Where are these hybrid volcanoes found? Near the tips of backarc spreading ridges that have propagated (cracked) through the crust to a point where they nearly intersect the arc. These sites are found at the southern tips of two different Lau back-arc spreading centers, at Vai Lili, near the southern tip of the Valu Fa ridge for Dive Q322 (September 11th dive site) and at an unnamed volcanic cone near the southern terminus of the Fonualei Rift (pronounced fo-nu-ah-lay) for Dive Q323, where we dove today.
The main objectives of these dives were a bit different; however both of them examined warm or hot volcanic springs and the organisms living, and the remnants of those who had once lived, around them. It turns out that volcanism at the arc is formed from something called flux melting, where water released from the subducting plate causes melting in the mantle of the over-riding plate. By contrast, spreading center magmas are formed by decompression of rising mantle in response to stretching of the shallow lithosphere. These two very different processes result in quite different magma chemistry, which in turn imparts its particular flavor to the hydrothermal activity. Hybrid zone volcanoes should erupt magmas that are mixtures of the two.
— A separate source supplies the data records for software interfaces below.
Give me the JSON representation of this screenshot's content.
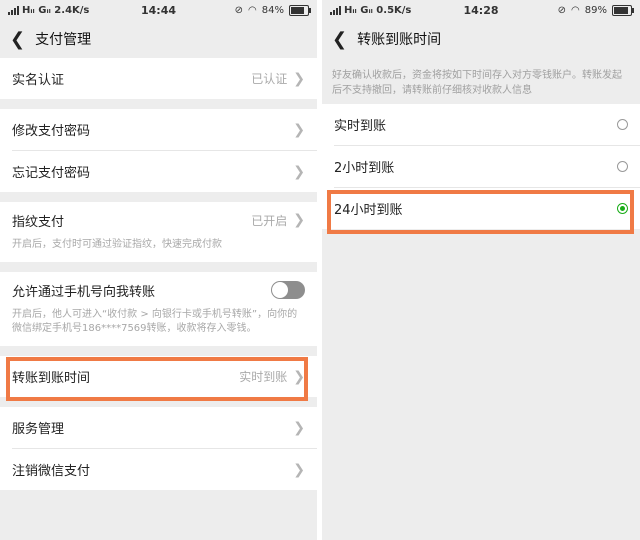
{
  "left": {
    "status": {
      "carrier": "Hᵢₗ Gᵢₗ 2.4K/s",
      "time": "14:44",
      "battery": "84%",
      "battery_level": 0.84
    },
    "nav": {
      "back": "<",
      "title": "支付管理"
    },
    "rows": {
      "realname": {
        "label": "实名认证",
        "value": "已认证"
      },
      "change_pwd": {
        "label": "修改支付密码"
      },
      "forgot_pwd": {
        "label": "忘记支付密码"
      },
      "fingerprint": {
        "label": "指纹支付",
        "value": "已开启",
        "desc": "开启后，支付时可通过验证指纹，快速完成付款"
      },
      "phone_transfer": {
        "label": "允许通过手机号向我转账",
        "desc": "开启后，他人可进入“收付款 > 向银行卡或手机号转账”，向你的微信绑定手机号186****7569转账，收款将存入零钱。"
      },
      "arrival_time": {
        "label": "转账到账时间",
        "value": "实时到账"
      },
      "service": {
        "label": "服务管理"
      },
      "cancel": {
        "label": "注销微信支付"
      }
    }
  },
  "right": {
    "status": {
      "carrier": "Hᵢₗ Gᵢₗ 0.5K/s",
      "time": "14:28",
      "battery": "89%",
      "battery_level": 0.89
    },
    "nav": {
      "back": "<",
      "title": "转账到账时间"
    },
    "info": "好友确认收款后，资金将按如下时间存入对方零钱账户。转账发起后不支持撤回，请转账前仔细核对收款人信息",
    "options": [
      {
        "label": "实时到账",
        "selected": false
      },
      {
        "label": "2小时到账",
        "selected": false
      },
      {
        "label": "24小时到账",
        "selected": true
      }
    ]
  },
  "colors": {
    "accent": "#1aad19",
    "highlight": "#f07a45",
    "background": "#ededed"
  }
}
It will be fascinating to learn if the rocks, fluids and life at these hybrid volcanoes do in fact sit at the compositional intersection of these two different volcanic domains.
Shortly after arriving on the seafloor at a depth of 975 meters this morning, the cameras mounted on MARUM’s Quest 4000 revealed small lava towers approximately 5-10 m in height with steep walls rising from the seafloor at Fonualei Rift. Some pillow lava was observed at their bases along with large areas of diffuse clear fluid flow and areas covered with iron oxide bacterial mats. A few shrimp, crinoids, crabs, sponges, soft corals, and small fish were also seen, along with some shell fragments and a few anemones. Several rock samples were collected at the site.
Nearby, a second site revealed large expanses of dead mussel shells (the majority with valves closed) and gastropods shells. Almost all the shells were black because they were coated with manganese from previous hydrothermal venting. In most places, that venting had ceased, leaving these vast areas of dead shells. On the ridge tops, however, we found active chimneys with vent organisms living on them or nearby. Temperature at the chimneys measured 50°C. Eel pouts swam in an out of the field of view. A few of the scientists stated that they had not previously seen such a large expanse of bivalve shells at a vent site. Several bivalves were collected, along with what appeared to be a brachyuran crab. A scientist in the ROV van remarked, “We never know what we are going to find out here…this was certainly a surprise!“
As we continued to explore the area, the Quest 4000 came upon a large area of white bacterial mats, overlaying mixed lavas and sediment and occasional pillow lava formations. Shimmering water was also observed in a few places, and generally, the water appeared to be murky. As the Quest 4000 continued to explore the site, a most spectacular vent field came into view with large chimneys reaching 35-40 m in height in proximity to each other at a depth of 1,555 m. Some were emitting smokey-looking hydrothermal fluids, the temperature of one measuring 254°C. Snails, crinoids, brachyuran crabs, scale worms, shrimp, spiny gastropods, and limpets were found along the chimneys in the areas of active venting. Shrimp, sediment, bacterial mats, and a water sample were collected. The site was named Loloa Kakai, which means “tall people“ in Tongan, evocative of the thin, tall chimneys situated close to each other that were discovered that this site. The dive concluded at 1,592 m.
These hydrothermal emissions from the seafloor and associated mineral deposits will eventually die out at this site. Until that time, the small clusters of organisms seen at Fonualei Rift cling to life as they cluster near the last warm water seeping to the surface from the interior of the Earth itself. What we have seen today is evidence of how very dependent vent organisms are on the volcanic cycles taking place well below the surface of the ocean.